■ **Description of the task**
From the entries, copy out every line in which the word "icon" is found.

(Dataset rows for apps and sites)
+===+

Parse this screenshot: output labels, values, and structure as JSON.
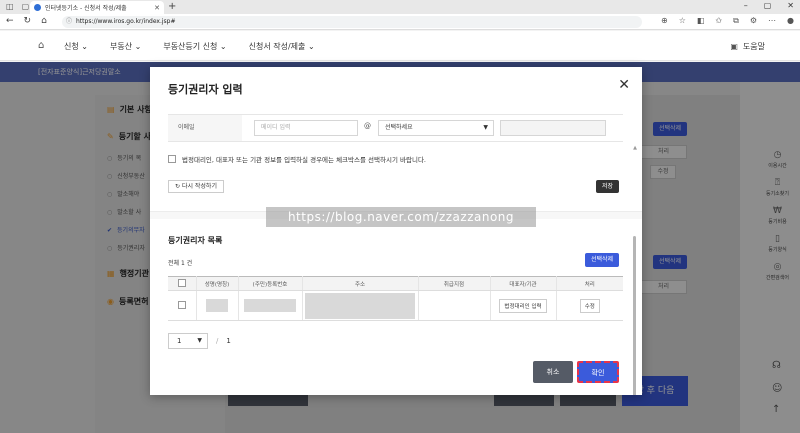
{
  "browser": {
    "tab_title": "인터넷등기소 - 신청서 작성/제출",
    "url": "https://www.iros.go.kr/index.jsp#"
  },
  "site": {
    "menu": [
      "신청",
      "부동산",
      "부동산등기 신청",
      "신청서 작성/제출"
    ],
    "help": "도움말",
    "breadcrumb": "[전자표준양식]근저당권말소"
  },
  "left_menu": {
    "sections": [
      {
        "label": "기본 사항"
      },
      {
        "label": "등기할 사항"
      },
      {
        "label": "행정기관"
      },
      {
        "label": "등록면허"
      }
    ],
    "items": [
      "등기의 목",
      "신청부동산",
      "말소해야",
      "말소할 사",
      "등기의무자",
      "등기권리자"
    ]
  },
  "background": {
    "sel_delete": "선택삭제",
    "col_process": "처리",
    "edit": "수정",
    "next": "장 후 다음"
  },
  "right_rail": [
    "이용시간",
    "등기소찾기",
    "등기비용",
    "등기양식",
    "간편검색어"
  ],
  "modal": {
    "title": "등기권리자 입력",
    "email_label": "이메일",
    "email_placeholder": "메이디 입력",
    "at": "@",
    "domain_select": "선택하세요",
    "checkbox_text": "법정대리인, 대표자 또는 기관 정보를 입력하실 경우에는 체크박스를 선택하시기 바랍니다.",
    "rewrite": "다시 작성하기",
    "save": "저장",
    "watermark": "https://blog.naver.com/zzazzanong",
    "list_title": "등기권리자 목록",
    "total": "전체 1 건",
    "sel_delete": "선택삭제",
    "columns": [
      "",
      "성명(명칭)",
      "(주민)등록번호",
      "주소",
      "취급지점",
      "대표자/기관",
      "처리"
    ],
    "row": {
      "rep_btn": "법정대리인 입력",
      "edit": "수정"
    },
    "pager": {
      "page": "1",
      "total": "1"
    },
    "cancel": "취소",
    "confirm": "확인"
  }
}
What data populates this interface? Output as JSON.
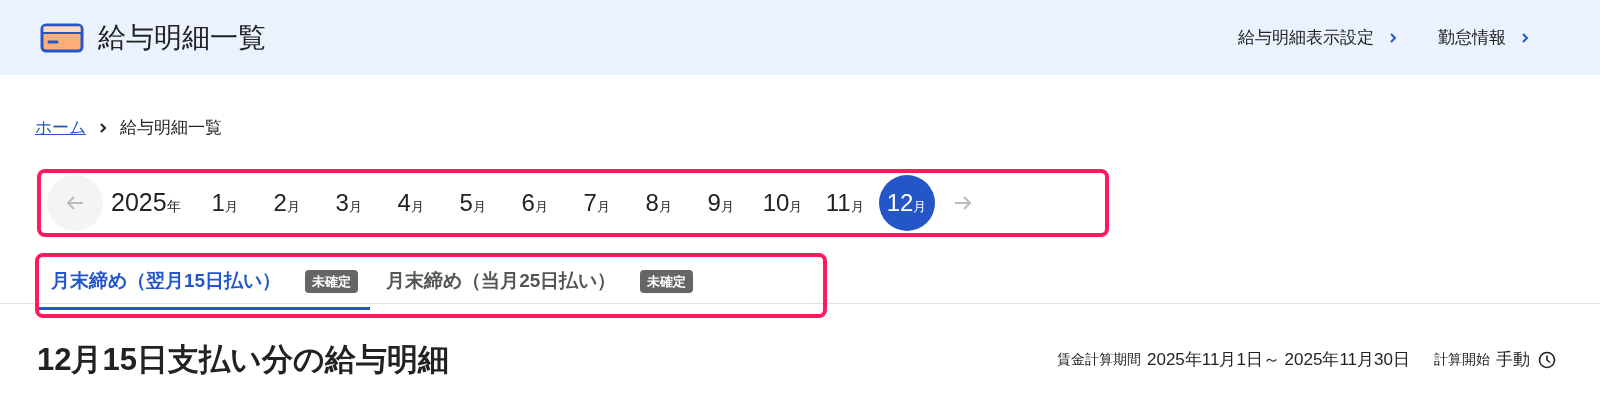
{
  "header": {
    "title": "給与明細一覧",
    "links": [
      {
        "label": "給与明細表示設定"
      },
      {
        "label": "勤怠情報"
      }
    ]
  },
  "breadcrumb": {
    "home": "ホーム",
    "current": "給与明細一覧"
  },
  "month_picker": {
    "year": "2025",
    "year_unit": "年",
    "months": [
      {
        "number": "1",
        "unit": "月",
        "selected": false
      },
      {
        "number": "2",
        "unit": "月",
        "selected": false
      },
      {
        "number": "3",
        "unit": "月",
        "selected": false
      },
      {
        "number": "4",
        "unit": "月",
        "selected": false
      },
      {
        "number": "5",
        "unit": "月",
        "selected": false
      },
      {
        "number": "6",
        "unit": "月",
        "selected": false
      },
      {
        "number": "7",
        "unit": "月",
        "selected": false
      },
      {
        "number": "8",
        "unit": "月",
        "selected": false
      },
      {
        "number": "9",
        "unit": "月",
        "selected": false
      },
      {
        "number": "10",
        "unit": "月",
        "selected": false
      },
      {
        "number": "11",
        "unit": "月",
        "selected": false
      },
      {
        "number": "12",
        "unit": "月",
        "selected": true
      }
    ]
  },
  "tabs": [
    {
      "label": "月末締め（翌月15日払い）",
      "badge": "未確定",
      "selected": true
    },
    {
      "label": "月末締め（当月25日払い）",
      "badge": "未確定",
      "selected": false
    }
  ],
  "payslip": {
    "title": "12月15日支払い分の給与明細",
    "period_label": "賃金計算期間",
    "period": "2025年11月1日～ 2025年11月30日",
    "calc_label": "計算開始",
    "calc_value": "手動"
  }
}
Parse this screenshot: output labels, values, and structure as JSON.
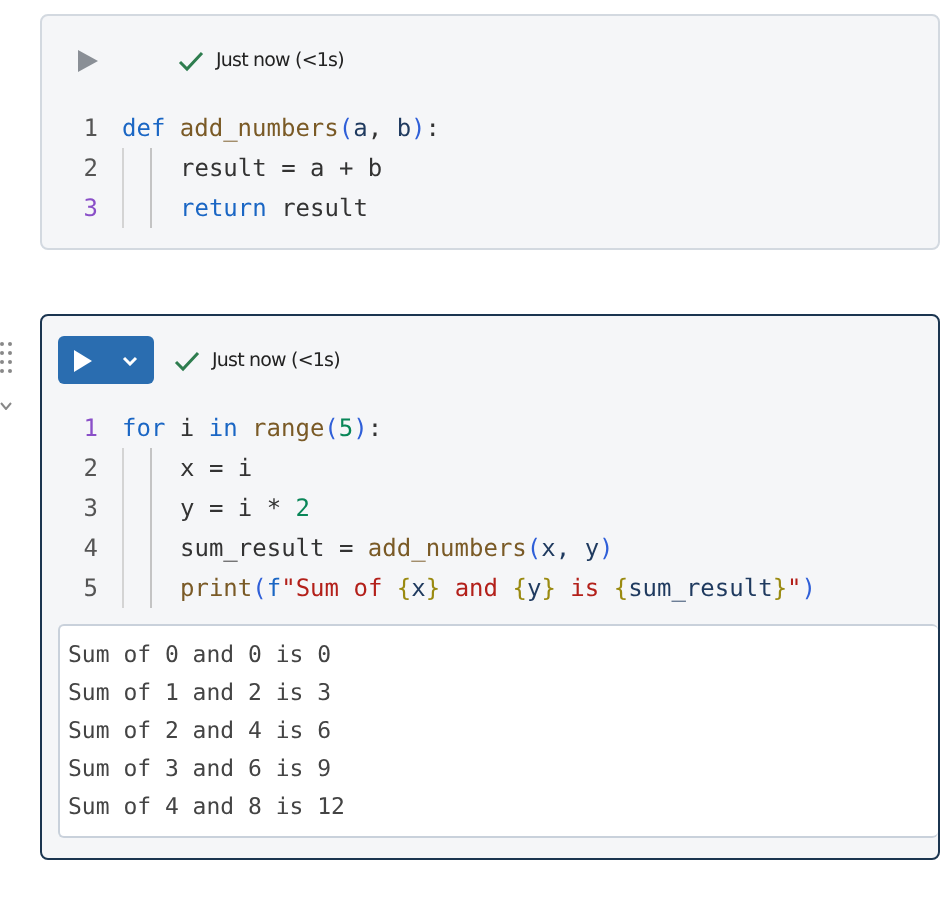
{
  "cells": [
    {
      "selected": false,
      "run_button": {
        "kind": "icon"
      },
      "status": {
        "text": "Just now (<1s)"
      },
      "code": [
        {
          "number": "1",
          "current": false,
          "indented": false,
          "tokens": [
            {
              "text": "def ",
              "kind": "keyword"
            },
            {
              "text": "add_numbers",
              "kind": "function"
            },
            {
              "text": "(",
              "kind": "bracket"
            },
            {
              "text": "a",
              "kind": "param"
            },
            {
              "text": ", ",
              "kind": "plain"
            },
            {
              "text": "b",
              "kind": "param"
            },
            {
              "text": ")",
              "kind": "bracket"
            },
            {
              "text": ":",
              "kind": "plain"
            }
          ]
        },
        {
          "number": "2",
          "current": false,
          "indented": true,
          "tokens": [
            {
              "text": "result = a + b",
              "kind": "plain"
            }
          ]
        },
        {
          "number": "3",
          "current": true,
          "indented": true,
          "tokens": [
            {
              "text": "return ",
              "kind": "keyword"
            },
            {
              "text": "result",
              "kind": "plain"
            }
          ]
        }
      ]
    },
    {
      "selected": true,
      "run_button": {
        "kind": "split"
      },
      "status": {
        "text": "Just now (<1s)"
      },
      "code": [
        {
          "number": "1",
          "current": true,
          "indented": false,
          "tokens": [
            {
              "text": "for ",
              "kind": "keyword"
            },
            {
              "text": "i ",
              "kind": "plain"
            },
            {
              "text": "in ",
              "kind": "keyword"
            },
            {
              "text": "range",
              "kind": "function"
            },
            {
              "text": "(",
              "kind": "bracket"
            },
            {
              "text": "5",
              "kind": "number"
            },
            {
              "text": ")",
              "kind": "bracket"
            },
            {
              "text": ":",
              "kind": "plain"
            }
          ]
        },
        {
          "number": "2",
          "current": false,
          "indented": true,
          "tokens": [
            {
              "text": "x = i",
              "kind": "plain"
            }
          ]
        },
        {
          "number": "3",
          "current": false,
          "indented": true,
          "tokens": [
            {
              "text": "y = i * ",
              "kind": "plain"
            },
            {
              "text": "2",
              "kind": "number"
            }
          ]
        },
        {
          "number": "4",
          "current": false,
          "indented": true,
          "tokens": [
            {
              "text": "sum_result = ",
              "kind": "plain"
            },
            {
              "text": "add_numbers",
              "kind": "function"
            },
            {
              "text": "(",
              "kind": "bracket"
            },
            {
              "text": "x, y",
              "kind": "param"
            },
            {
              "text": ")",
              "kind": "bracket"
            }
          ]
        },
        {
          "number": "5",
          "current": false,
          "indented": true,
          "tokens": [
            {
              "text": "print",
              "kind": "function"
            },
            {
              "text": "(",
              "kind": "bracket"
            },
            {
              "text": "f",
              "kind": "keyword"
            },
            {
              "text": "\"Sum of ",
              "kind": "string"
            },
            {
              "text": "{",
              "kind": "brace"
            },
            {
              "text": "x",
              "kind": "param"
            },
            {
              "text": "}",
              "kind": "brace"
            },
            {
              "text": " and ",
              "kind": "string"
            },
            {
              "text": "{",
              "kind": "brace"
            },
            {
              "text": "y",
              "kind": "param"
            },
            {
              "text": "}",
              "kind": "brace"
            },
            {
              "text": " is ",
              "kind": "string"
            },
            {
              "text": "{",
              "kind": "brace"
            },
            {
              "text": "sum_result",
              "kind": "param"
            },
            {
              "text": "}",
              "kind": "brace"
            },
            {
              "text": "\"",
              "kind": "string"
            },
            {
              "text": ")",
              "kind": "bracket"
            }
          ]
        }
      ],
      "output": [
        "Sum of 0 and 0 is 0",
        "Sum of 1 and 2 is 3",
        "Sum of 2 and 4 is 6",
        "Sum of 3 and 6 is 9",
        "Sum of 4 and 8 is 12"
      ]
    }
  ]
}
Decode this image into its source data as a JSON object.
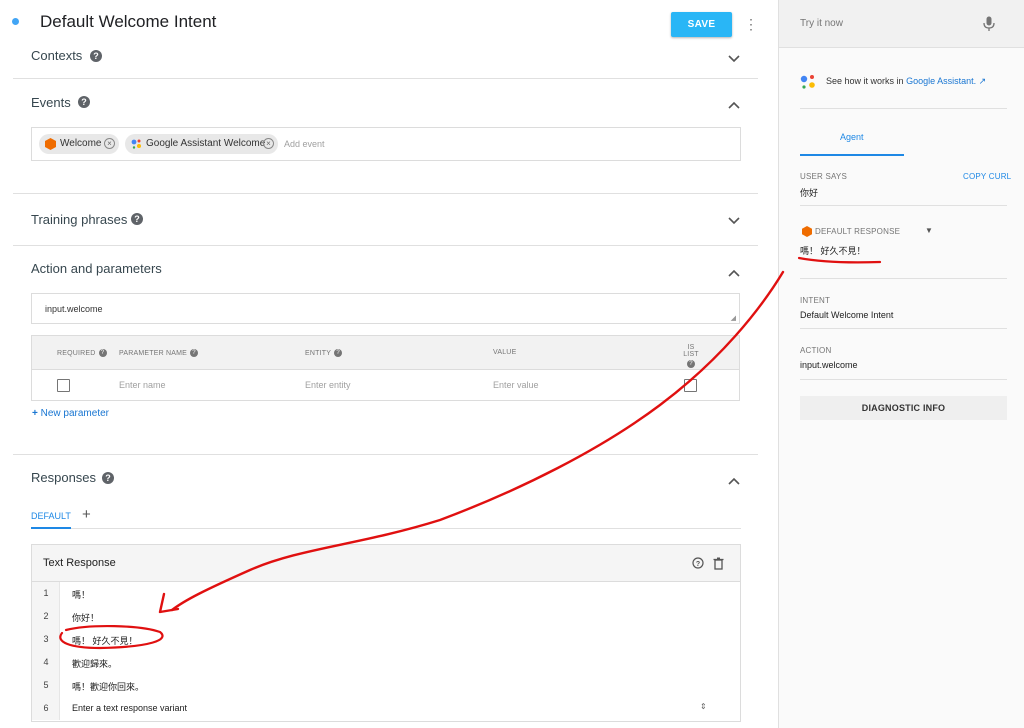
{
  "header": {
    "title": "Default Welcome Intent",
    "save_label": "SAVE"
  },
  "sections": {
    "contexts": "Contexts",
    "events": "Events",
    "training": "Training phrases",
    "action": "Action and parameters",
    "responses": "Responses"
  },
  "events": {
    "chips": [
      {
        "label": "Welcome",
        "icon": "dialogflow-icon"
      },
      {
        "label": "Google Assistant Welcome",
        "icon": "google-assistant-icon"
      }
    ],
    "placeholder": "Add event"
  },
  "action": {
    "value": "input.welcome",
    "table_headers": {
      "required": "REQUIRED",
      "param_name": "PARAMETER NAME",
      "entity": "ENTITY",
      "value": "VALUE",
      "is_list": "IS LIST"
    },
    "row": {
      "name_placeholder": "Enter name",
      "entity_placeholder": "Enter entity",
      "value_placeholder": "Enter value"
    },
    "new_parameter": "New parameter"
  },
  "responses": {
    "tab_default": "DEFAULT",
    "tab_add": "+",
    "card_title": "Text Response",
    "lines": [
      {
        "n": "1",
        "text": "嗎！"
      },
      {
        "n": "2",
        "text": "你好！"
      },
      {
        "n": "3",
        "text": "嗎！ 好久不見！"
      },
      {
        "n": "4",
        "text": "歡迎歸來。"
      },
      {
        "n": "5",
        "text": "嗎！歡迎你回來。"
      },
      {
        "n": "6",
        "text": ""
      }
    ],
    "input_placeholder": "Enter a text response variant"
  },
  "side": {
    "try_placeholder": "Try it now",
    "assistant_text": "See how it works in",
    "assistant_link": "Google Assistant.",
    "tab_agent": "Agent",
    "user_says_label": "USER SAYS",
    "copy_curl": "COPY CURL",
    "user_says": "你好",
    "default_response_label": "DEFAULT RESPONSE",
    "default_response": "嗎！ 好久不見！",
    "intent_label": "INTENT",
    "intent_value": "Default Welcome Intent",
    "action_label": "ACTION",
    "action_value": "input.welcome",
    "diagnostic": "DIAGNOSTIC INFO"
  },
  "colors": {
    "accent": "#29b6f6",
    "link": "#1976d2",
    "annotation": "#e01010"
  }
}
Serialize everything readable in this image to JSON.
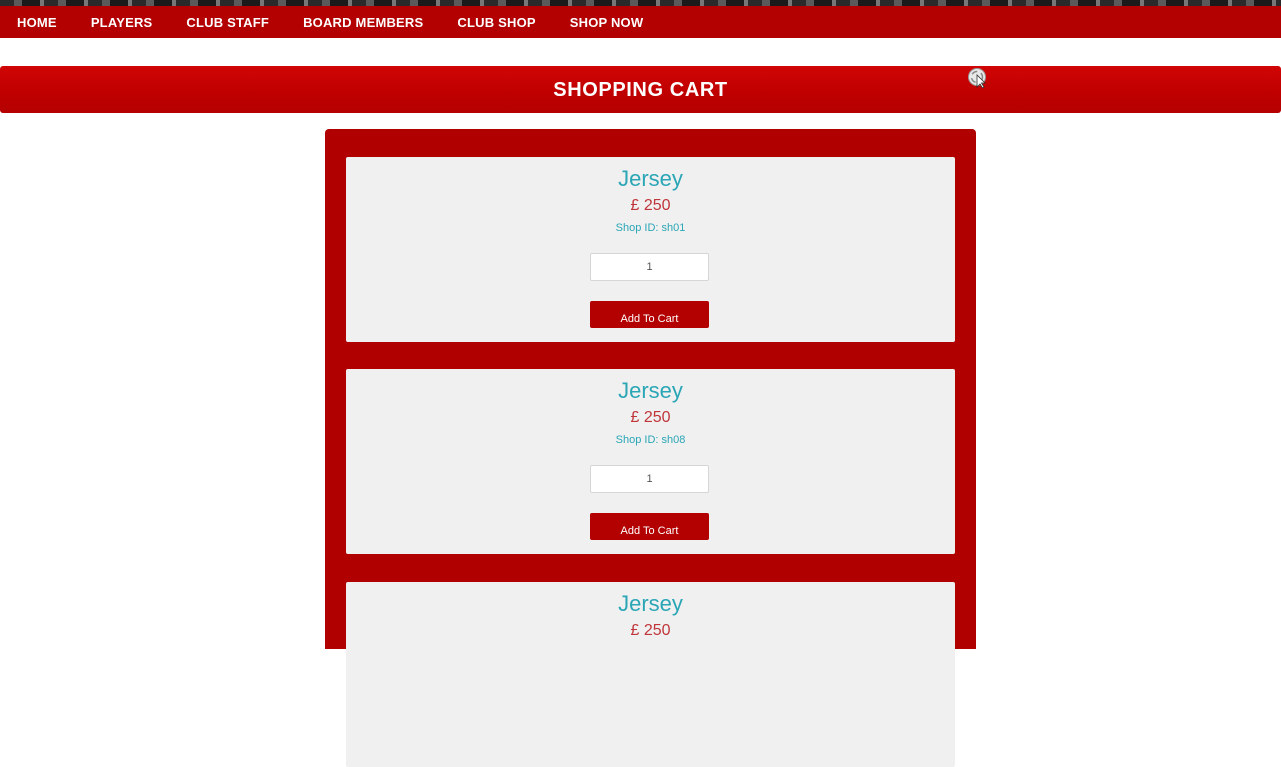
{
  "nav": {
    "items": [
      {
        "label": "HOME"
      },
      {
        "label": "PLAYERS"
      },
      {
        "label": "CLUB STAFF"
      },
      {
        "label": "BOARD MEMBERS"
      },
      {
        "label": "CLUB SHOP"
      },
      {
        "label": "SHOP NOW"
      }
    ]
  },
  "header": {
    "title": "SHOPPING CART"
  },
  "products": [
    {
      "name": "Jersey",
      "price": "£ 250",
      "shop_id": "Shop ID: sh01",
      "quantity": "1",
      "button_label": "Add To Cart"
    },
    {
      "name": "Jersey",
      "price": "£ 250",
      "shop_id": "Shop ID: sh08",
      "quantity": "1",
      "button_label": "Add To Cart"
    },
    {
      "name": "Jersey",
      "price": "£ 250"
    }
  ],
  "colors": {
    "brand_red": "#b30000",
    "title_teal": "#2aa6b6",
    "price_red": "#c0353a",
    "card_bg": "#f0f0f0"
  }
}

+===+

■ **Result for this task**
        "kind": "icon"
        "icon": "dialogflow-icon"
        "icon": "google-assistant-icon"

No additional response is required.